*PROBLEM DESCRIPTION*
Go through the records below line by line and report how many lines include "screenshot", giving the number only.

┌──

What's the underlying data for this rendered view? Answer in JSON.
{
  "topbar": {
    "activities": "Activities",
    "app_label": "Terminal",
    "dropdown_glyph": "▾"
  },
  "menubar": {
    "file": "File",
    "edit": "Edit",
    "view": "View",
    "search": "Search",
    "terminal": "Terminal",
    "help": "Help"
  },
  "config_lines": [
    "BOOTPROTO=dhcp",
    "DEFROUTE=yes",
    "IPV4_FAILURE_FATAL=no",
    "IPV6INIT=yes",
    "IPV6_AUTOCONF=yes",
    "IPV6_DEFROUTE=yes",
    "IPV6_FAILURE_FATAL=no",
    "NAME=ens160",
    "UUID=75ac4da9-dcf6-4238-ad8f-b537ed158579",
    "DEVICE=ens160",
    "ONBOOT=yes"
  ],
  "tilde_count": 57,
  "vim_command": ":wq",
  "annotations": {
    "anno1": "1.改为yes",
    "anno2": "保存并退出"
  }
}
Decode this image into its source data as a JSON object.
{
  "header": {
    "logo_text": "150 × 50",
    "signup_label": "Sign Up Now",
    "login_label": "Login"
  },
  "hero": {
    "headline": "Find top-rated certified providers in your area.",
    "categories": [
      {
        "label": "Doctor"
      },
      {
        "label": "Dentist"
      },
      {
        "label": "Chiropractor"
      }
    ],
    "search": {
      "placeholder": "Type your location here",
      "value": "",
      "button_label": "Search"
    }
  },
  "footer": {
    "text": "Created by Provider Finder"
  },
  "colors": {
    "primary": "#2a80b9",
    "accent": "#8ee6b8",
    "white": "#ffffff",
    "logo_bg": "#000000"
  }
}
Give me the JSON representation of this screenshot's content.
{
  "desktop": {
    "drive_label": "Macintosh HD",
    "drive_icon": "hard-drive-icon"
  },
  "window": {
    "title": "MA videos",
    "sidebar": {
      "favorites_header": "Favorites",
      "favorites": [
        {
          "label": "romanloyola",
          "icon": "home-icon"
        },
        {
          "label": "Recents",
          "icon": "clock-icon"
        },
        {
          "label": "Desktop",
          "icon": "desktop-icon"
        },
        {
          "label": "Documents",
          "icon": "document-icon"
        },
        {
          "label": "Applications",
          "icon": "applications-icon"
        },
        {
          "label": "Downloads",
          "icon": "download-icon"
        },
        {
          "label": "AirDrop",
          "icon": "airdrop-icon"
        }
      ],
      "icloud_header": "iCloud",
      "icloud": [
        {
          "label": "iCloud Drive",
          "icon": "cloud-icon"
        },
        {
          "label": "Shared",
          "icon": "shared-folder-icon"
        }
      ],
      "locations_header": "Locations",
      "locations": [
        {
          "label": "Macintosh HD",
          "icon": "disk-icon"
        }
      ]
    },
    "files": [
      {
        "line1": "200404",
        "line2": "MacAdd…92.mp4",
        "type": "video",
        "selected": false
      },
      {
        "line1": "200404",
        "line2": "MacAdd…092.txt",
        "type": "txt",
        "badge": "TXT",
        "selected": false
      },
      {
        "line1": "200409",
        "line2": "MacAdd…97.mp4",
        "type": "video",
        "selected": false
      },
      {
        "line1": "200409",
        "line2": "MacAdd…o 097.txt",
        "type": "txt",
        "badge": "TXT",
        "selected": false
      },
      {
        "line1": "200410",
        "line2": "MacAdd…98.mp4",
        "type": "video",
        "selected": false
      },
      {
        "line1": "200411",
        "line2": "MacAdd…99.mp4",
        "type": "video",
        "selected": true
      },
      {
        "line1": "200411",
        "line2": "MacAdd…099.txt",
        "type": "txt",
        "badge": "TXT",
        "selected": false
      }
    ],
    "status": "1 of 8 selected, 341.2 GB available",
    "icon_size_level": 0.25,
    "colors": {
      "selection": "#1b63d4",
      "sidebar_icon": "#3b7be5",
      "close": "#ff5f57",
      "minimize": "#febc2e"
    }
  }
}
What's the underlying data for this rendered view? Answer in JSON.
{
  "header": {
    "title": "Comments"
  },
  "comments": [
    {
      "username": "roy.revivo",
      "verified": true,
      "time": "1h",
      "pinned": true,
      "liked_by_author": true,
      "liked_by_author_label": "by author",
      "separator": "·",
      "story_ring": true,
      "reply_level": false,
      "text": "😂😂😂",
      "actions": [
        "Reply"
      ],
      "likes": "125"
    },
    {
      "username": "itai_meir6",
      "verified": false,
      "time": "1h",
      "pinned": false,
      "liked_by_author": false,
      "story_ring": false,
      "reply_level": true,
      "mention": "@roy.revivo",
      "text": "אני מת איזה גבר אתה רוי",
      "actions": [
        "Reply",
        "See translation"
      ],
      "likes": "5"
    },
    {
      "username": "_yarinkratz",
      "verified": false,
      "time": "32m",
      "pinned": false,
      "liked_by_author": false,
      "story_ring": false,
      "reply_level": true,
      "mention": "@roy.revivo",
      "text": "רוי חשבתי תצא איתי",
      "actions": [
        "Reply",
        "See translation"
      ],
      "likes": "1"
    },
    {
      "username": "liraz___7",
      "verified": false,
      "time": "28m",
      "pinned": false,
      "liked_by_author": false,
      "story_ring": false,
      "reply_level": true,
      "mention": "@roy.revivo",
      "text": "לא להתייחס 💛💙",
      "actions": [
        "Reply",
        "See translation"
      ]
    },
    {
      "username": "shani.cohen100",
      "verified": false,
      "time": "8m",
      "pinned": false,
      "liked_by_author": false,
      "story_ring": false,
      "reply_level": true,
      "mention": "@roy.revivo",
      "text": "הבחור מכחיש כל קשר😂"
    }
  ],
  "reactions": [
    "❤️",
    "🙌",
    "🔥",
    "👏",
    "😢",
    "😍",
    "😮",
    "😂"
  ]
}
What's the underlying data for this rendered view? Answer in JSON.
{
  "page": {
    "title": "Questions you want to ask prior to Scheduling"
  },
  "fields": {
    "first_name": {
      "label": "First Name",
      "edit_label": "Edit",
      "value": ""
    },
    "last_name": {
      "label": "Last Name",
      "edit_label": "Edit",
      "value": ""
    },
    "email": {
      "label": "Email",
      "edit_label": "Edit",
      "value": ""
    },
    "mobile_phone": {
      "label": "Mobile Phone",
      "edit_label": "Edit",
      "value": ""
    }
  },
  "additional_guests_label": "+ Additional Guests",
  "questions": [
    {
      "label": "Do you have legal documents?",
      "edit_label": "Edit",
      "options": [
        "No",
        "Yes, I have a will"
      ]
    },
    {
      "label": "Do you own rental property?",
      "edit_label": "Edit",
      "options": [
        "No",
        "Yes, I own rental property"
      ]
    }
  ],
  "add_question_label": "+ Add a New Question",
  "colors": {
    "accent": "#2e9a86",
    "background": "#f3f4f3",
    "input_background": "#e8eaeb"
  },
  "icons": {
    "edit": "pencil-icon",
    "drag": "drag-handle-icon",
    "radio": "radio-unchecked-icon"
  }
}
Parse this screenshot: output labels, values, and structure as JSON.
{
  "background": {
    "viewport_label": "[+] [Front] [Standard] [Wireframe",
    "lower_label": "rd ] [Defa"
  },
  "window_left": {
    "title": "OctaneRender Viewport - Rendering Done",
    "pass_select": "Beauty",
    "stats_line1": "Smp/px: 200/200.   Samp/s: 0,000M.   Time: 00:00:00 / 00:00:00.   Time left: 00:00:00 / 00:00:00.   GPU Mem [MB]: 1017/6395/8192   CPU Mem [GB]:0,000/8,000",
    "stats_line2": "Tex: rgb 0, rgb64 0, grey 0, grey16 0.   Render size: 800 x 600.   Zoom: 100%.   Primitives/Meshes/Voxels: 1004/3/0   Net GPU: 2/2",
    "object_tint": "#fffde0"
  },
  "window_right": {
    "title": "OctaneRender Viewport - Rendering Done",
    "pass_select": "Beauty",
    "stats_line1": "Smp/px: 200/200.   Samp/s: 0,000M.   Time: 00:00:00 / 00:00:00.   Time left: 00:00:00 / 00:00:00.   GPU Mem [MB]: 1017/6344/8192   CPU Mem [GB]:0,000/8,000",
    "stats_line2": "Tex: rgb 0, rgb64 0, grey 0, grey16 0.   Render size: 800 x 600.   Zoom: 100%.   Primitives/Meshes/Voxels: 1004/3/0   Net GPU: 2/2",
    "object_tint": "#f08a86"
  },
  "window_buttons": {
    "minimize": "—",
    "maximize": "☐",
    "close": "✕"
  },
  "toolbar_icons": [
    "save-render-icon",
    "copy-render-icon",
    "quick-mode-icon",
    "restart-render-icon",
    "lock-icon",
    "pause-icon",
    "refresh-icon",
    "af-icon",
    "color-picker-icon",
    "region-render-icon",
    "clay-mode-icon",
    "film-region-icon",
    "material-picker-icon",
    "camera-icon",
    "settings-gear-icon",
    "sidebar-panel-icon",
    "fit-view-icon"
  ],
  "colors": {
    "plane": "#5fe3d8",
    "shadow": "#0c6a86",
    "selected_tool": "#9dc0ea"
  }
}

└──

*RESULT FOR THIS TASK*
2